'My Mom Is White, But I When I Get Pulled Over by the Police, I'm a Black Man': Virginia Delegate Hopeful Shares His Struggle

As the nation continues to face civil unrest over another killing of an unarmed Black man by the police, one congressional hopeful shared his experience dealing with officers as a biracial person.

Matt Rogers, a Democrat and activist currently running for the Virginia House of Delegates' 47th District, shared a few truths of his experience as a Black man raised by a white mother on Twitter on Thursday.

"My mom is a white woman but I identify as a black man because, as a grew into a man, I understood that when I get pulled over by police, I'm a black man. When I show up to a job interview, I'm a black man. When I go through security check points, I'm a black man," he wrote alongside a photo of himself dancing with his mother.

A Virginia Commonwealth University graduate who serves as a youth sports coach and a community volunteer with organizations like local anti-poverty non-profit, Arlington Thrive, Rogers' message struck a chord with a number of other Americans who come from interracial families but because of their skin color, have often endured harsher encounters with police compared to their white family members.

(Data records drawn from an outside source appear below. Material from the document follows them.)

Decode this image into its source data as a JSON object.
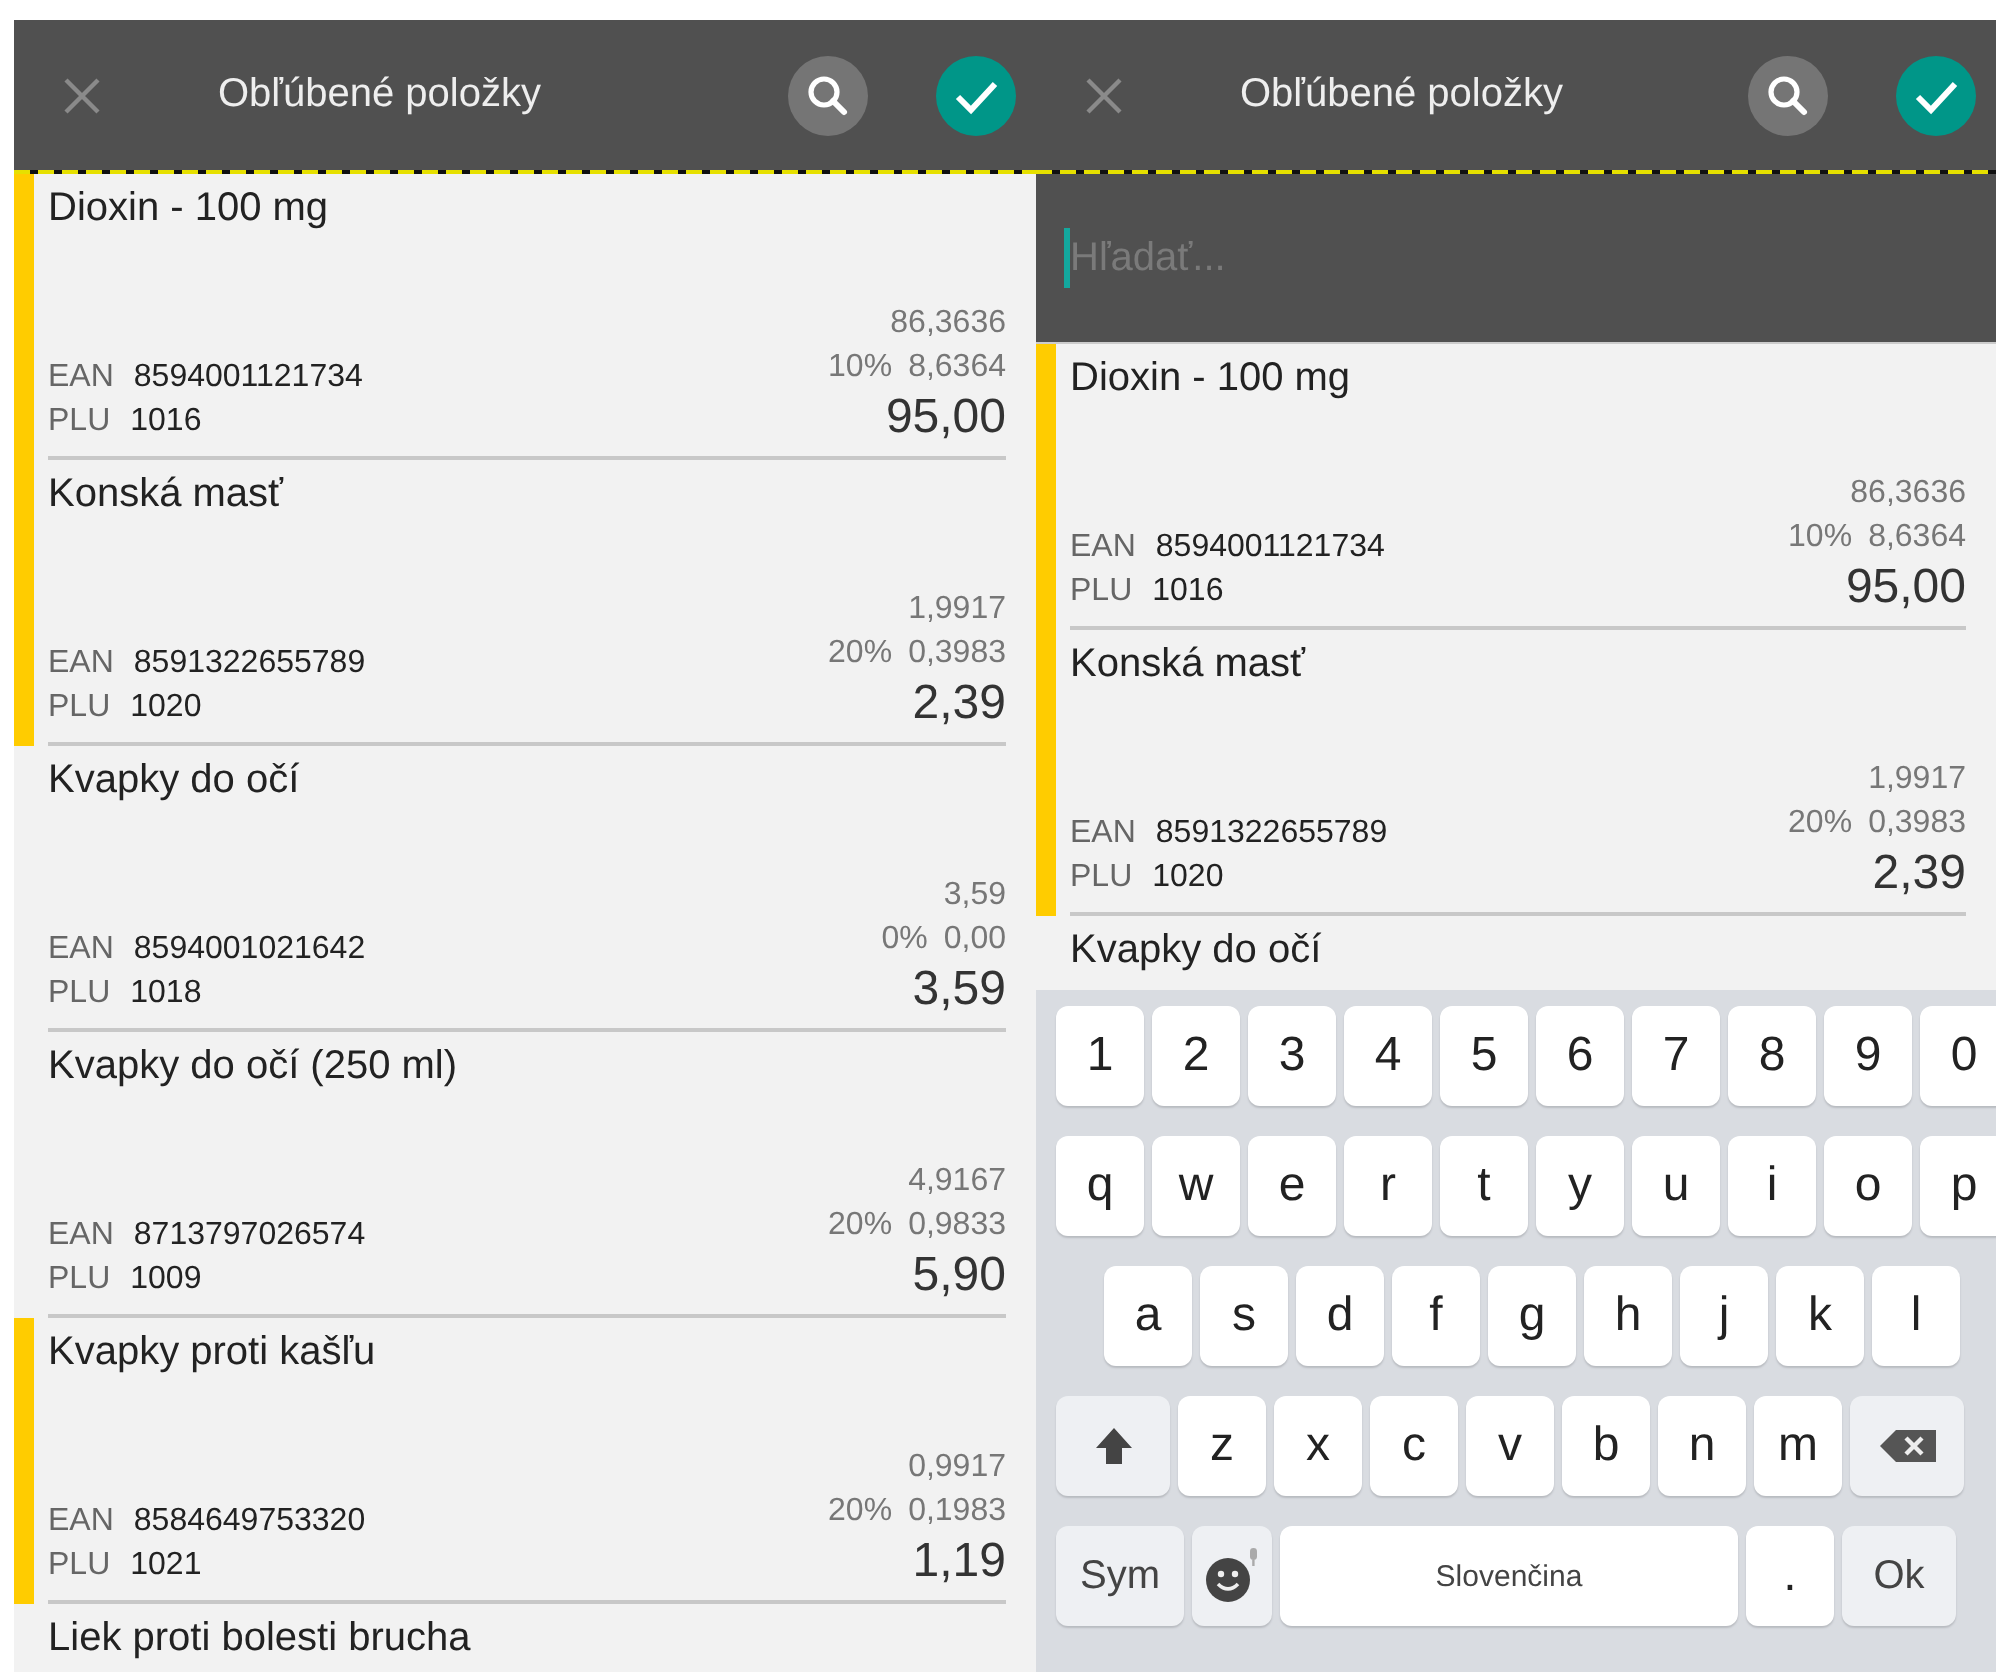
{
  "screens": [
    {
      "title": "Obľúbené položky",
      "items": [
        {
          "name": "Dioxin - 100 mg",
          "marked": true,
          "ean_label": "EAN",
          "ean": "8594001121734",
          "plu_label": "PLU",
          "plu": "1016",
          "net": "86,3636",
          "vat_rate": "10%",
          "vat": "8,6364",
          "price": "95,00"
        },
        {
          "name": "Konská masť",
          "marked": true,
          "ean_label": "EAN",
          "ean": "8591322655789",
          "plu_label": "PLU",
          "plu": "1020",
          "net": "1,9917",
          "vat_rate": "20%",
          "vat": "0,3983",
          "price": "2,39"
        },
        {
          "name": "Kvapky do očí",
          "marked": false,
          "ean_label": "EAN",
          "ean": "8594001021642",
          "plu_label": "PLU",
          "plu": "1018",
          "net": "3,59",
          "vat_rate": "0%",
          "vat": "0,00",
          "price": "3,59"
        },
        {
          "name": "Kvapky do očí (250 ml)",
          "marked": false,
          "ean_label": "EAN",
          "ean": "8713797026574",
          "plu_label": "PLU",
          "plu": "1009",
          "net": "4,9167",
          "vat_rate": "20%",
          "vat": "0,9833",
          "price": "5,90"
        },
        {
          "name": "Kvapky proti kašľu",
          "marked": true,
          "ean_label": "EAN",
          "ean": "8584649753320",
          "plu_label": "PLU",
          "plu": "1021",
          "net": "0,9917",
          "vat_rate": "20%",
          "vat": "0,1983",
          "price": "1,19"
        },
        {
          "name": "Liek proti bolesti brucha",
          "marked": false
        }
      ]
    },
    {
      "title": "Obľúbené položky",
      "search": {
        "placeholder": "Hľadať..."
      },
      "items": [
        {
          "name": "Dioxin - 100 mg",
          "marked": true,
          "ean_label": "EAN",
          "ean": "8594001121734",
          "plu_label": "PLU",
          "plu": "1016",
          "net": "86,3636",
          "vat_rate": "10%",
          "vat": "8,6364",
          "price": "95,00"
        },
        {
          "name": "Konská masť",
          "marked": true,
          "ean_label": "EAN",
          "ean": "8591322655789",
          "plu_label": "PLU",
          "plu": "1020",
          "net": "1,9917",
          "vat_rate": "20%",
          "vat": "0,3983",
          "price": "2,39"
        },
        {
          "name": "Kvapky do očí",
          "marked": false
        }
      ],
      "keyboard": {
        "rows": [
          {
            "keys": [
              {
                "kind": "char",
                "label": "1"
              },
              {
                "kind": "char",
                "label": "2"
              },
              {
                "kind": "char",
                "label": "3"
              },
              {
                "kind": "char",
                "label": "4"
              },
              {
                "kind": "char",
                "label": "5"
              },
              {
                "kind": "char",
                "label": "6"
              },
              {
                "kind": "char",
                "label": "7"
              },
              {
                "kind": "char",
                "label": "8"
              },
              {
                "kind": "char",
                "label": "9"
              },
              {
                "kind": "char",
                "label": "0"
              }
            ]
          },
          {
            "keys": [
              {
                "kind": "char",
                "label": "q"
              },
              {
                "kind": "char",
                "label": "w"
              },
              {
                "kind": "char",
                "label": "e"
              },
              {
                "kind": "char",
                "label": "r"
              },
              {
                "kind": "char",
                "label": "t"
              },
              {
                "kind": "char",
                "label": "y"
              },
              {
                "kind": "char",
                "label": "u"
              },
              {
                "kind": "char",
                "label": "i"
              },
              {
                "kind": "char",
                "label": "o"
              },
              {
                "kind": "char",
                "label": "p"
              }
            ]
          },
          {
            "keys": [
              {
                "kind": "char",
                "label": "a"
              },
              {
                "kind": "char",
                "label": "s"
              },
              {
                "kind": "char",
                "label": "d"
              },
              {
                "kind": "char",
                "label": "f"
              },
              {
                "kind": "char",
                "label": "g"
              },
              {
                "kind": "char",
                "label": "h"
              },
              {
                "kind": "char",
                "label": "j"
              },
              {
                "kind": "char",
                "label": "k"
              },
              {
                "kind": "char",
                "label": "l"
              }
            ]
          },
          {
            "keys": [
              {
                "kind": "shift"
              },
              {
                "kind": "char",
                "label": "z"
              },
              {
                "kind": "char",
                "label": "x"
              },
              {
                "kind": "char",
                "label": "c"
              },
              {
                "kind": "char",
                "label": "v"
              },
              {
                "kind": "char",
                "label": "b"
              },
              {
                "kind": "char",
                "label": "n"
              },
              {
                "kind": "char",
                "label": "m"
              },
              {
                "kind": "backspace"
              }
            ]
          },
          {
            "keys": [
              {
                "kind": "sym",
                "label": "Sym"
              },
              {
                "kind": "emoji"
              },
              {
                "kind": "space",
                "label": "Slovenčina"
              },
              {
                "kind": "char",
                "label": "."
              },
              {
                "kind": "ok",
                "label": "Ok"
              }
            ]
          }
        ]
      }
    }
  ]
}
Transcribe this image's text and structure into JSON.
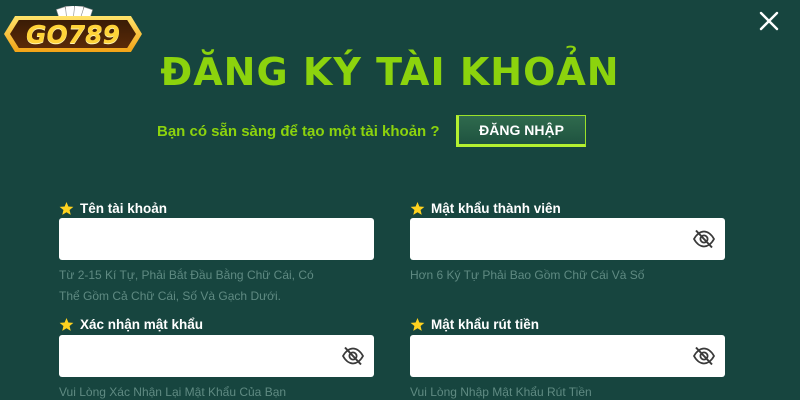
{
  "logo": {
    "text": "GO789"
  },
  "title": "ĐĂNG KÝ TÀI KHOẢN",
  "prompt": {
    "text": "Bạn có sẵn sàng để tạo một tài khoản ?",
    "login_label": "ĐĂNG NHẬP"
  },
  "fields": {
    "username": {
      "label": "Tên tài khoản",
      "value": "",
      "hint_line1": "Từ 2-15 Kí Tự, Phải Bắt Đầu Bằng Chữ Cái, Có",
      "hint_line2": "Thể Gồm Cả Chữ Cái, Số Và Gạch Dưới."
    },
    "password": {
      "label": "Mật khẩu thành viên",
      "value": "",
      "hint": "Hơn 6 Ký Tự Phải Bao Gồm Chữ Cái Và Số"
    },
    "confirm_password": {
      "label": "Xác nhận mật khẩu",
      "value": "",
      "hint": "Vui Lòng Xác Nhận Lại Mật Khẩu Của Bạn"
    },
    "withdraw_password": {
      "label": "Mật khẩu rút tiền",
      "value": "",
      "hint": "Vui Lòng Nhập Mật Khẩu Rút Tiền"
    }
  },
  "icons": {
    "close": "close-icon",
    "star": "star-icon",
    "eye": "eye-slash-icon"
  },
  "colors": {
    "background": "#17453f",
    "accent_green": "#8cd30d",
    "star": "#ffd21f",
    "hint": "#5f8a82"
  }
}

"Yep. No matter how high my rank was in Army, no matter how many medals I earned, no matter how well I did in college or law school, no matter how many criminals I prosecuted as an assistant DA, when I get pulled over by the police I wonder whether I'll get shot," one Twitter user wrote.

One mother explained how hurtful it has been for her to see her sons, who are biracial, be treated aggressively by others. "Yep, my sons think the same way. They have been treated like black men...pulled over for no reason, accused of things they didn't do, profiled at length, turned down for jobs, and they both have masters degrees...their only sin is being black. My heart hurts for them," she wrote.

Rogers' tweet comes amid nationwide anguish felt over the shooting of Jacob Blake, a 29-year-old Black man, in Kenosha, Wisconsin who was shot seven times by a police officer as he was trying to enter his vehicle. Blake survived the shooting, which was captured on video.

In an emailed comment to Newsweek, Rogers said he wanted to share some of the realities of his experience as a Black man to help elaborate on the differences people are subjected to merely because of their race.

"I think it's important to talk about this topic because, despite all of the well wishes in the world on the part of my mom, my family and I, we cannot change the reality of how I'm seen. Understanding that I'm a black man and will be treated as such is a survival technique that those who share my genotypic and phenotypic characteristics learn—whether we want to or not," he said.

One of the many driving points of Rogers' campaign is establishing better measures to address police brutality in Virginia. If elected, Rodgers hopes to "implement a State Police Accountability Board with subpoena power" and establish policing guidelines that will ensure "every officer is assigned a police body camera that must stay on at all times," according to Rogers' website.

Virginia Delegate Hopeful Shares His Struggle
Police in riot gear and shields block the street on July 25, 2020, in Richmond, Virginia. Eze Amos/Getty Images